# Given entries:
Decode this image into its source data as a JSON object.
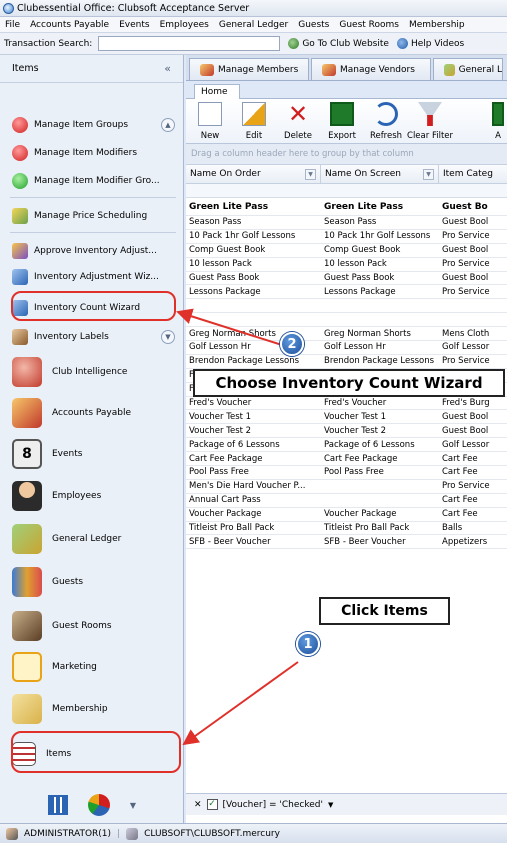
{
  "window": {
    "title": "Clubessential Office: Clubsoft Acceptance Server"
  },
  "menu": [
    "File",
    "Accounts Payable",
    "Events",
    "Employees",
    "General Ledger",
    "Guests",
    "Guest Rooms",
    "Membership"
  ],
  "toolbar": {
    "transaction_search_label": "Transaction Search:",
    "transaction_search_value": "",
    "go_to_website": "Go To Club Website",
    "help_videos": "Help Videos"
  },
  "sidebar": {
    "header": "Items",
    "collapse_glyph": "«",
    "items": [
      {
        "label": "Manage Item Groups",
        "icon": "red-circle-icon"
      },
      {
        "label": "Manage Item Modifiers",
        "icon": "red-circle-icon"
      },
      {
        "label": "Manage Item Modifier Gro...",
        "icon": "green-circle-icon"
      },
      {
        "label": "Manage Price Scheduling",
        "icon": "price-icon"
      },
      {
        "label": "Approve Inventory Adjust...",
        "icon": "pencil-check-icon"
      },
      {
        "label": "Inventory Adjustment Wiz...",
        "icon": "wizard-icon"
      },
      {
        "label": "Inventory Count Wizard",
        "icon": "wizard-icon"
      },
      {
        "label": "Inventory Labels",
        "icon": "label-icon"
      }
    ],
    "groups": [
      {
        "label": "Club Intelligence",
        "icon": "club-intelligence-icon",
        "color": "#c0392b"
      },
      {
        "label": "Accounts Payable",
        "icon": "accounts-payable-icon",
        "color": "#e08a1e"
      },
      {
        "label": "Events",
        "icon": "events-calendar-icon",
        "color": "#6b6b6b"
      },
      {
        "label": "Employees",
        "icon": "employees-icon",
        "color": "#2b2b2b"
      },
      {
        "label": "General Ledger",
        "icon": "general-ledger-icon",
        "color": "#c9a431"
      },
      {
        "label": "Guests",
        "icon": "guests-icon",
        "color": "#3a7bd5"
      },
      {
        "label": "Guest Rooms",
        "icon": "guest-rooms-icon",
        "color": "#7a5a3a"
      },
      {
        "label": "Marketing",
        "icon": "marketing-icon",
        "color": "#e8a317"
      },
      {
        "label": "Membership",
        "icon": "membership-icon",
        "color": "#d9b24a"
      },
      {
        "label": "Items",
        "icon": "items-icon",
        "color": "#8a6a4a"
      }
    ]
  },
  "doc_tabs": [
    "Manage Members",
    "Manage Vendors",
    "General L"
  ],
  "ribbon": {
    "tab": "Home",
    "buttons": [
      "New",
      "Edit",
      "Delete",
      "Export",
      "Refresh",
      "Clear Filter",
      "A"
    ]
  },
  "grid": {
    "group_hint": "Drag a column header here to group by that column",
    "columns": [
      "Name On Order",
      "Name On Screen",
      "Item Categ"
    ],
    "header_row": [
      "Green Lite Pass",
      "Green Lite Pass",
      "Guest Bo"
    ],
    "rows": [
      [
        "Season Pass",
        "Season Pass",
        "Guest Bool"
      ],
      [
        "10 Pack 1hr Golf Lessons",
        "10 Pack 1hr Golf Lessons",
        "Pro Service"
      ],
      [
        "Comp Guest Book",
        "Comp Guest Book",
        "Guest Bool"
      ],
      [
        "10 lesson Pack",
        "10 lesson Pack",
        "Pro Service"
      ],
      [
        "Guest Pass Book",
        "Guest Pass Book",
        "Guest Bool"
      ],
      [
        "Lessons Package",
        "Lessons Package",
        "Pro Service"
      ],
      [
        "",
        "",
        ""
      ],
      [
        "",
        "",
        ""
      ],
      [
        "Greg Norman Shorts",
        "Greg Norman Shorts",
        "Mens Cloth"
      ],
      [
        "Golf Lesson Hr",
        "Golf Lesson Hr",
        "Golf Lessor"
      ],
      [
        "Brendon Package Lessons",
        "Brendon Package Lessons",
        "Pro Service"
      ],
      [
        "Fitness Classes - Pkg 10",
        "Fitness Classes - Pkg 10",
        "Fitness"
      ],
      [
        "Fitness Class - Pkg 20",
        "Fitness Class - Pkg 20",
        "Fitness"
      ],
      [
        "Fred's Voucher",
        "Fred's Voucher",
        "Fred's Burg"
      ],
      [
        "Voucher Test 1",
        "Voucher Test 1",
        "Guest Bool"
      ],
      [
        "Voucher Test 2",
        "Voucher Test 2",
        "Guest Bool"
      ],
      [
        "Package of 6 Lessons",
        "Package of 6 Lessons",
        "Golf Lessor"
      ],
      [
        "Cart Fee Package",
        "Cart Fee Package",
        "Cart Fee"
      ],
      [
        "Pool Pass Free",
        "Pool Pass Free",
        "Cart Fee"
      ],
      [
        "Men's Die Hard Voucher P...",
        "",
        "Pro Service"
      ],
      [
        "Annual Cart Pass",
        "",
        "Cart Fee"
      ],
      [
        "Voucher Package",
        "Voucher Package",
        "Cart Fee"
      ],
      [
        "Titleist Pro Ball Pack",
        "Titleist Pro Ball Pack",
        "Balls"
      ],
      [
        "SFB - Beer Voucher",
        "SFB - Beer Voucher",
        "Appetizers"
      ]
    ],
    "filter_expression": "[Voucher] = 'Checked'"
  },
  "status": {
    "user": "ADMINISTRATOR(1)",
    "server": "CLUBSOFT\\CLUBSOFT.mercury"
  },
  "annotations": {
    "step1_number": "1",
    "step1_text": "Click Items",
    "step2_number": "2",
    "step2_text": "Choose Inventory Count Wizard",
    "highlight_color": "#e0302a"
  }
}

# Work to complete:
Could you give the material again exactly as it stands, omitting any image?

# Task result:
Decode this image into its source data as a JSON object.
{
  "window": {
    "title": "Clubessential Office: Clubsoft Acceptance Server"
  },
  "menu": [
    "File",
    "Accounts Payable",
    "Events",
    "Employees",
    "General Ledger",
    "Guests",
    "Guest Rooms",
    "Membership"
  ],
  "toolbar": {
    "transaction_search_label": "Transaction Search:",
    "transaction_search_value": "",
    "go_to_website": "Go To Club Website",
    "help_videos": "Help Videos"
  },
  "sidebar": {
    "header": "Items",
    "collapse_glyph": "«",
    "items": [
      {
        "label": "Manage Item Groups",
        "icon": "red-circle-icon"
      },
      {
        "label": "Manage Item Modifiers",
        "icon": "red-circle-icon"
      },
      {
        "label": "Manage Item Modifier Gro...",
        "icon": "green-circle-icon"
      },
      {
        "label": "Manage Price Scheduling",
        "icon": "price-icon"
      },
      {
        "label": "Approve Inventory Adjust...",
        "icon": "pencil-check-icon"
      },
      {
        "label": "Inventory Adjustment Wiz...",
        "icon": "wizard-icon"
      },
      {
        "label": "Inventory Count Wizard",
        "icon": "wizard-icon"
      },
      {
        "label": "Inventory Labels",
        "icon": "label-icon"
      }
    ],
    "groups": [
      {
        "label": "Club Intelligence",
        "icon": "club-intelligence-icon",
        "color": "#c0392b"
      },
      {
        "label": "Accounts Payable",
        "icon": "accounts-payable-icon",
        "color": "#e08a1e"
      },
      {
        "label": "Events",
        "icon": "events-calendar-icon",
        "color": "#6b6b6b"
      },
      {
        "label": "Employees",
        "icon": "employees-icon",
        "color": "#2b2b2b"
      },
      {
        "label": "General Ledger",
        "icon": "general-ledger-icon",
        "color": "#c9a431"
      },
      {
        "label": "Guests",
        "icon": "guests-icon",
        "color": "#3a7bd5"
      },
      {
        "label": "Guest Rooms",
        "icon": "guest-rooms-icon",
        "color": "#7a5a3a"
      },
      {
        "label": "Marketing",
        "icon": "marketing-icon",
        "color": "#e8a317"
      },
      {
        "label": "Membership",
        "icon": "membership-icon",
        "color": "#d9b24a"
      },
      {
        "label": "Items",
        "icon": "items-icon",
        "color": "#8a6a4a"
      }
    ]
  },
  "doc_tabs": [
    "Manage Members",
    "Manage Vendors",
    "General L"
  ],
  "ribbon": {
    "tab": "Home",
    "buttons": [
      "New",
      "Edit",
      "Delete",
      "Export",
      "Refresh",
      "Clear Filter",
      "A"
    ]
  },
  "grid": {
    "group_hint": "Drag a column header here to group by that column",
    "columns": [
      "Name On Order",
      "Name On Screen",
      "Item Categ"
    ],
    "header_row": [
      "Green Lite Pass",
      "Green Lite Pass",
      "Guest Bo"
    ],
    "rows": [
      [
        "Season Pass",
        "Season Pass",
        "Guest Bool"
      ],
      [
        "10 Pack 1hr Golf Lessons",
        "10 Pack 1hr Golf Lessons",
        "Pro Service"
      ],
      [
        "Comp Guest Book",
        "Comp Guest Book",
        "Guest Bool"
      ],
      [
        "10 lesson Pack",
        "10 lesson Pack",
        "Pro Service"
      ],
      [
        "Guest Pass Book",
        "Guest Pass Book",
        "Guest Bool"
      ],
      [
        "Lessons Package",
        "Lessons Package",
        "Pro Service"
      ],
      [
        "",
        "",
        ""
      ],
      [
        "",
        "",
        ""
      ],
      [
        "Greg Norman Shorts",
        "Greg Norman Shorts",
        "Mens Cloth"
      ],
      [
        "Golf Lesson Hr",
        "Golf Lesson Hr",
        "Golf Lessor"
      ],
      [
        "Brendon Package Lessons",
        "Brendon Package Lessons",
        "Pro Service"
      ],
      [
        "Fitness Classes - Pkg 10",
        "Fitness Classes - Pkg 10",
        "Fitness"
      ],
      [
        "Fitness Class - Pkg 20",
        "Fitness Class - Pkg 20",
        "Fitness"
      ],
      [
        "Fred's Voucher",
        "Fred's Voucher",
        "Fred's Burg"
      ],
      [
        "Voucher Test 1",
        "Voucher Test 1",
        "Guest Bool"
      ],
      [
        "Voucher Test 2",
        "Voucher Test 2",
        "Guest Bool"
      ],
      [
        "Package of 6 Lessons",
        "Package of 6 Lessons",
        "Golf Lessor"
      ],
      [
        "Cart Fee Package",
        "Cart Fee Package",
        "Cart Fee"
      ],
      [
        "Pool Pass Free",
        "Pool Pass Free",
        "Cart Fee"
      ],
      [
        "Men's Die Hard Voucher P...",
        "",
        "Pro Service"
      ],
      [
        "Annual Cart Pass",
        "",
        "Cart Fee"
      ],
      [
        "Voucher Package",
        "Voucher Package",
        "Cart Fee"
      ],
      [
        "Titleist Pro Ball Pack",
        "Titleist Pro Ball Pack",
        "Balls"
      ],
      [
        "SFB - Beer Voucher",
        "SFB - Beer Voucher",
        "Appetizers"
      ]
    ],
    "filter_expression": "[Voucher] = 'Checked'"
  },
  "status": {
    "user": "ADMINISTRATOR(1)",
    "server": "CLUBSOFT\\CLUBSOFT.mercury"
  },
  "annotations": {
    "step1_number": "1",
    "step1_text": "Click Items",
    "step2_number": "2",
    "step2_text": "Choose Inventory Count Wizard",
    "highlight_color": "#e0302a"
  }
}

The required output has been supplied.